Where are you finding meaning in Christmas this year?
On our first Christmas, Tricia and I had just moved to the little college town of Newberg, Ore., and money was in short supply. Although I knew we could certainly survive without a Christmas tree, the vacancy in our living room was etching a corresponding hollowness into my sense of the season and in my sense of how things ought to be for us. So I prayed that we might somehow be able to afford one.
I think it was three days later that I was walking home from I-don’t-remember-where and there it was: a Christmas tree of appropriate size, just dumped in the field near the street, tinsel strands still on it, no explanation, clearly abandoned. I paused to survey the scene. Then I stood it up, walked around it and after I was satisfied that it approximated the answer to my prayer, shouldered it and walked the rest of the way home. In lieu of decorations, our first tree ended up wearing scarf, hat, mittens, plus a few stuffed animals nestled in its branches. The whole effect carried meaning for me.

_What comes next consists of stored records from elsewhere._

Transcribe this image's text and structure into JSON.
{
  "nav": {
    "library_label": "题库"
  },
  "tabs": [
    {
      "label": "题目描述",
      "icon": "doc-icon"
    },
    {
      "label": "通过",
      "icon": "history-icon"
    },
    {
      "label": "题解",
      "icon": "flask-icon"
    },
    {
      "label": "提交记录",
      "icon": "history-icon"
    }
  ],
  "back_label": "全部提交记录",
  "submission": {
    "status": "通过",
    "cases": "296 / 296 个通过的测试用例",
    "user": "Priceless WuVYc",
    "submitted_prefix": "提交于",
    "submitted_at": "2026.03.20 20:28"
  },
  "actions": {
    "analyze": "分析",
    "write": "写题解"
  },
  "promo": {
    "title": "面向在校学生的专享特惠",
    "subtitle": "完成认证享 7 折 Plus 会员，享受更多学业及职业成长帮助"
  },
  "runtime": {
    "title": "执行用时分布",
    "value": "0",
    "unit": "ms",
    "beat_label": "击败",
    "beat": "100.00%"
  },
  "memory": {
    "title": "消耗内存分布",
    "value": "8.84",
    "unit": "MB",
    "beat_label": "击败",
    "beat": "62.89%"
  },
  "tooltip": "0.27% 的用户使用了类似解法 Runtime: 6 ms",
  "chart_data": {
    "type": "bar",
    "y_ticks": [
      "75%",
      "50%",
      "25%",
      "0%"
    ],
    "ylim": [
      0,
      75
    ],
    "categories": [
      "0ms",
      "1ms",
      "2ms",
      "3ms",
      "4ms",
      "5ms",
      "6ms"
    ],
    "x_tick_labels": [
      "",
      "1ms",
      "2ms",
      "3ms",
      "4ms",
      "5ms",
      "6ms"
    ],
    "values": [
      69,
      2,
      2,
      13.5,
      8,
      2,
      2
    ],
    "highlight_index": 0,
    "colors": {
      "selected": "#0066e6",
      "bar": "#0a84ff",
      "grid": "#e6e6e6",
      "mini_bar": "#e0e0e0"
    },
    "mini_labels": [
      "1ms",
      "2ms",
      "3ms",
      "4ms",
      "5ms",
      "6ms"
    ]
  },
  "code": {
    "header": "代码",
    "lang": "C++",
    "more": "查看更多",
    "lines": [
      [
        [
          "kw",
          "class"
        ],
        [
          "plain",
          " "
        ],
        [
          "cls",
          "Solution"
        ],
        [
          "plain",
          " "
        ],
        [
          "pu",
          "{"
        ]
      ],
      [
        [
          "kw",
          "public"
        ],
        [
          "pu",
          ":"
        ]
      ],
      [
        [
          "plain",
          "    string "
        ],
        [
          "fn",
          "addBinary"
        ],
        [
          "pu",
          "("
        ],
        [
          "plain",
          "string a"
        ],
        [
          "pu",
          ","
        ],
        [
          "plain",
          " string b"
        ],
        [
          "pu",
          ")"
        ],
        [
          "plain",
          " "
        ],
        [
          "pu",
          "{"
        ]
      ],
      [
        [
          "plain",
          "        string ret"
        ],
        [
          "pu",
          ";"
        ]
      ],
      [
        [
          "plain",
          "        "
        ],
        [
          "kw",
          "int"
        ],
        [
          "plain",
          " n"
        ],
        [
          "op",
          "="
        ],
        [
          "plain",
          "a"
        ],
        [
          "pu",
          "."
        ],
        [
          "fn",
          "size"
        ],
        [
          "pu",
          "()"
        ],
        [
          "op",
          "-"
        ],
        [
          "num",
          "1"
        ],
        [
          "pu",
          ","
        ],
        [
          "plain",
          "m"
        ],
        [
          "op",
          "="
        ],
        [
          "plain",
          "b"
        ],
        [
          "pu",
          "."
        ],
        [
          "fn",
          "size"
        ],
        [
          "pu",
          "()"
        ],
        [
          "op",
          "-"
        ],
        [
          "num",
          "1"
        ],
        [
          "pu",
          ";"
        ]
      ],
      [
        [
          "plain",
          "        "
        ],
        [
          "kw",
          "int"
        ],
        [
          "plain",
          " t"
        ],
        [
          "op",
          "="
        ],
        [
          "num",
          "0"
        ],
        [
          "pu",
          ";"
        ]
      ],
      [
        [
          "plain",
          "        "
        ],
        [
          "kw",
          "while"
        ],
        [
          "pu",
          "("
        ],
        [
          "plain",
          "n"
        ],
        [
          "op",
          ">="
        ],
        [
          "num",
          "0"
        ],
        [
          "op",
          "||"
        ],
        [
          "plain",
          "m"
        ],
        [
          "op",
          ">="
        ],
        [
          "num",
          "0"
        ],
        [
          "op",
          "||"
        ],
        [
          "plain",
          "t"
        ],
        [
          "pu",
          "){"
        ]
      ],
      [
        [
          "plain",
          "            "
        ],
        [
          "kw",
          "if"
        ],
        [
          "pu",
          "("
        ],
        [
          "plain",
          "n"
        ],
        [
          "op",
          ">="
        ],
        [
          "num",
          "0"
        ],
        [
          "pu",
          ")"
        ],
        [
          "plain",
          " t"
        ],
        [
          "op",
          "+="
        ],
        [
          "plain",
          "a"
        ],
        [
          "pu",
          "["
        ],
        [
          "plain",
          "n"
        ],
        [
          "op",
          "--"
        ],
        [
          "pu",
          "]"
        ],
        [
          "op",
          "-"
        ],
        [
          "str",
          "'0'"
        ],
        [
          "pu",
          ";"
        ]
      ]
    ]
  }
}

Some of you are nodding your heads at this point, affirming that the meaning of Christmas is to be found in simple things, rather than the commercialization of Christmas; romanticizing about the kind of blessings money can’t buy, getting your Christmas glow on and affectionately visualizing Charlie Brown’s Christmas tree. I salute you. I must also interrupt the glow to warn you: that’s not actually where I’m going with all this.
That evening, as I explained to Tricia the magic of God’s faithfulness in terms of a dead evergreen in our apartment, I was dismayed to find that her thoughts were moving in a different direction. She was unsure as to why I would drag something that had been abandoned in a field into our home. She wondered if it might carry disease, bugs or some other unpleasant surprise. And I think she hesitated somewhat at the idea of showcasing someone else’s garbage in our living room. She was not excited, but she was loving. The tree stayed.
Looking back, I get it now. Both of our perspectives made perfect sense. And for me, it’s no longer the tree that is meaningful in this story, but the tenderheartedness of God in providing it and Tricia’s willingness to bypass her own perspective in order to bless me in the middle of mine… both compounded by a quarter-century of having seen more of the same.
Our affections get tied to the various traditions, events, foods and practices of Christmas and indeed, most carry a measure of meaning. Enjoy them, but keep in mind that they are by no means universal in their meaning. This is why God began with the most universal of ingredients in providing the backdrop of an impoverished barnyard scene. This is why Jesus is spoken of with terms of universal clarity when it says, “For God so loved the world that He gave His only begotten Son that whoever would believe in Him would not die, but have eternal life.”
Ponder the tenderheartedness of God in sending his son. Consider Jesus’ willingness to abandon his own context in order to bless us in the middle of ours. Let the wonder and the joy begin to swell.